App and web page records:
↓

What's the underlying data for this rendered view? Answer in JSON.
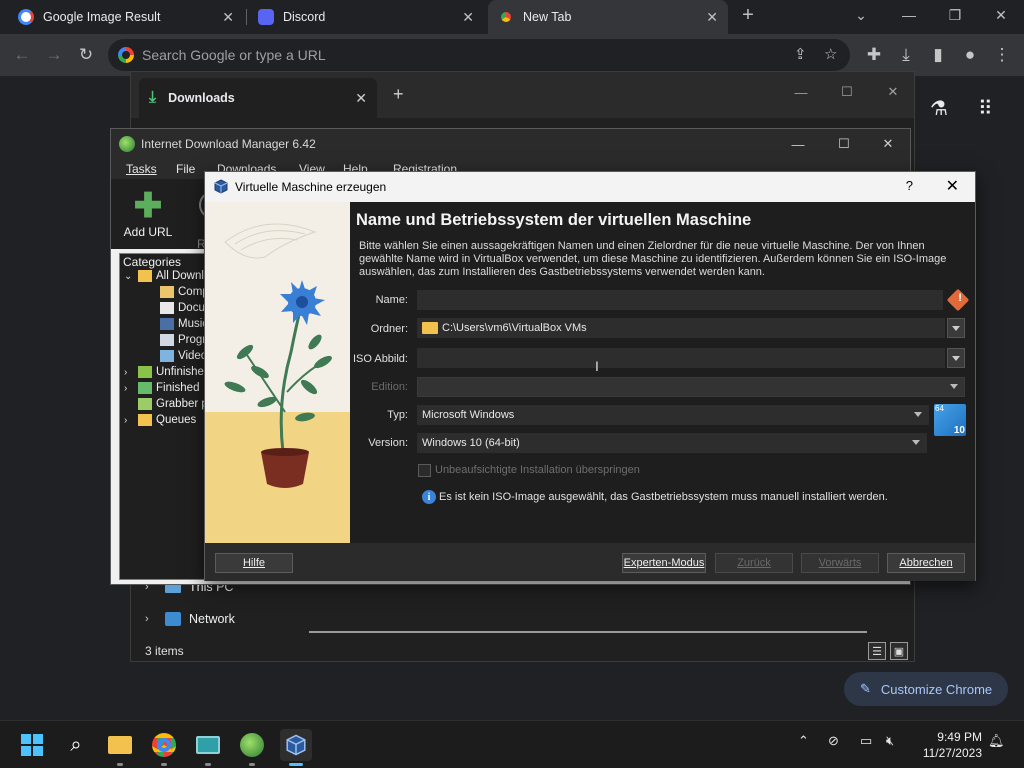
{
  "chrome": {
    "tabs": [
      {
        "title": "Google Image Result",
        "icon": "google-icon"
      },
      {
        "title": "Discord",
        "icon": "discord-icon"
      },
      {
        "title": "New Tab",
        "icon": "chrome-icon"
      }
    ],
    "omnibox_placeholder": "Search Google or type a URL",
    "customize_label": "Customize Chrome"
  },
  "downloads_window": {
    "tab_title": "Downloads",
    "nav": [
      {
        "label": "This PC",
        "icon": "pc-icon"
      },
      {
        "label": "Network",
        "icon": "network-icon"
      }
    ],
    "status": "3 items"
  },
  "idm": {
    "title": "Internet Download Manager 6.42",
    "menu": [
      "Tasks",
      "File",
      "Downloads",
      "View",
      "Help",
      "Registration"
    ],
    "add_url": "Add URL",
    "resume_partial": "R",
    "categories_header": "Categories",
    "tree": [
      {
        "label": "All Downloads",
        "level": 0
      },
      {
        "label": "Compressed",
        "level": 1
      },
      {
        "label": "Documents",
        "level": 1
      },
      {
        "label": "Music",
        "level": 1
      },
      {
        "label": "Programs",
        "level": 1
      },
      {
        "label": "Video",
        "level": 1
      },
      {
        "label": "Unfinished",
        "level": 0
      },
      {
        "label": "Finished",
        "level": 0
      },
      {
        "label": "Grabber projects",
        "level": 0
      },
      {
        "label": "Queues",
        "level": 0
      }
    ]
  },
  "vbox": {
    "title": "Virtuelle Maschine erzeugen",
    "help_glyph": "?",
    "heading": "Name und Betriebssystem der virtuellen Maschine",
    "description": "Bitte wählen Sie einen aussagekräftigen Namen und einen Zielordner für die neue virtuelle Maschine. Der von Ihnen gewählte Name wird in VirtualBox verwendet, um diese Maschine zu identifizieren. Außerdem können Sie ein ISO-Image auswählen, das zum Installieren des Gastbetriebssystems verwendet werden kann.",
    "labels": {
      "name": "Name:",
      "folder": "Ordner:",
      "iso": "ISO Abbild:",
      "edition": "Edition:",
      "type": "Typ:",
      "version": "Version:"
    },
    "values": {
      "name": "",
      "folder": "C:\\Users\\vm6\\VirtualBox VMs",
      "iso": "",
      "edition": "",
      "type": "Microsoft Windows",
      "version": "Windows 10 (64-bit)"
    },
    "os_badge": {
      "bits": "64",
      "version": "10"
    },
    "skip_unattended": "Unbeaufsichtigte Installation überspringen",
    "info": "Es ist kein ISO-Image ausgewählt, das Gastbetriebssystem muss manuell installiert werden.",
    "buttons": {
      "help": "Hilfe",
      "expert": "Experten-Modus",
      "back": "Zurück",
      "next": "Vorwärts",
      "cancel": "Abbrechen"
    }
  },
  "taskbar": {
    "time": "9:49 PM",
    "date": "11/27/2023"
  },
  "colors": {
    "chrome_bg": "#202124",
    "chrome_toolbar": "#35363a",
    "customize_text": "#a8c7fa",
    "vbox_dialog_bg": "#1e1e1e",
    "art_table": "#f1d584",
    "flower_blue": "#3a7fd6"
  }
}
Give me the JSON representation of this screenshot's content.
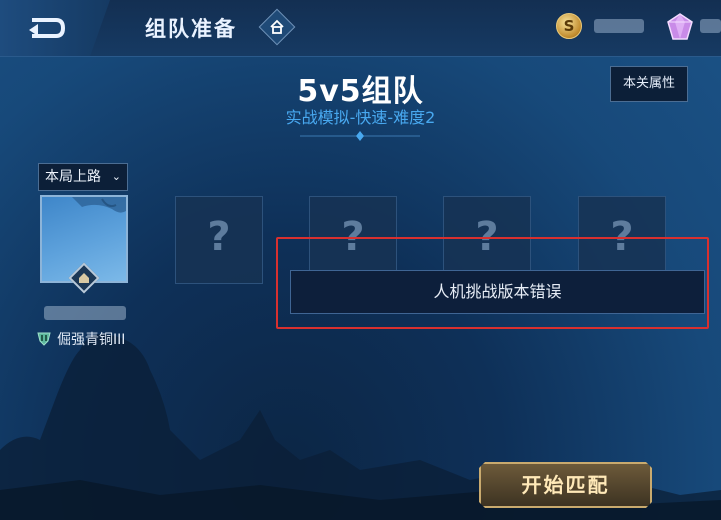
{
  "header": {
    "title": "组队准备",
    "coin_symbol": "S"
  },
  "mode": {
    "title": "5v5组队",
    "subtitle": "实战模拟-快速-难度2",
    "level_attr_label": "本关属性"
  },
  "player": {
    "lane_label": "本局上路",
    "rank": "倔强青铜III"
  },
  "error_message": "人机挑战版本错误",
  "start_button_label": "开始匹配",
  "empty_slot_symbol": "?",
  "colors": {
    "accent_blue": "#48a8ef",
    "highlight_red": "#d8302f",
    "gold_border": "#c9aa6e"
  }
}
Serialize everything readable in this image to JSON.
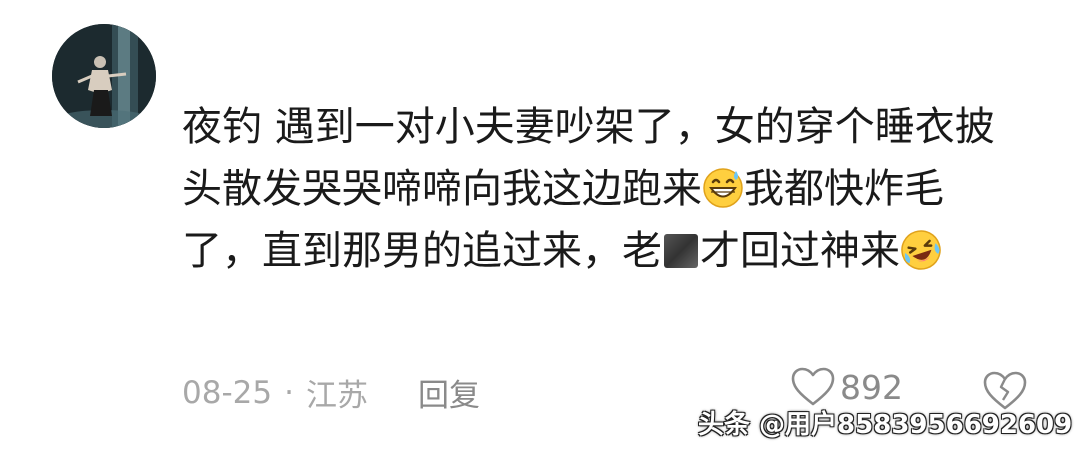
{
  "comment": {
    "username": "",
    "text_part1": "夜钓 遇到一对小夫妻吵架了，女的穿个睡衣披头散发哭哭啼啼向我这边跑来",
    "text_part2": "我都快炸毛了，直到那男的追过来，老",
    "text_part3": "才回过神来",
    "emoji1": "grin-sweat-icon",
    "emoji2": "laughing-tears-icon"
  },
  "meta": {
    "date": "08-25",
    "separator": "·",
    "location": "江苏",
    "reply_label": "回复"
  },
  "actions": {
    "like_count": "892"
  },
  "watermark": {
    "text": "头条 @用户8583956692609"
  }
}
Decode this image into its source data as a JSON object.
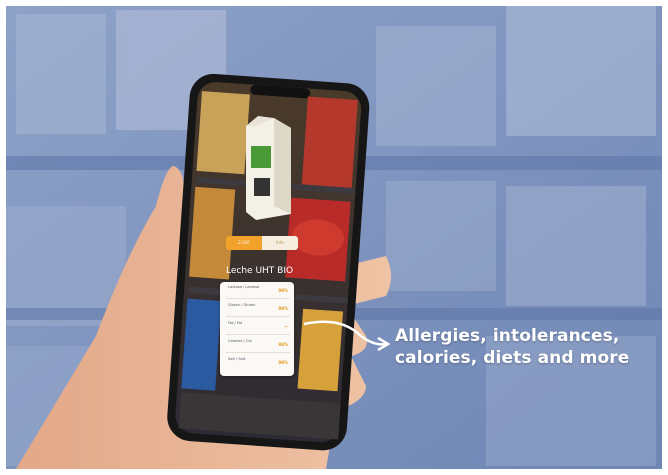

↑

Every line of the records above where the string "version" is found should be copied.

      "version": "Version:"
      "version": "Windows 10 (64-bit)"
      "version": "10"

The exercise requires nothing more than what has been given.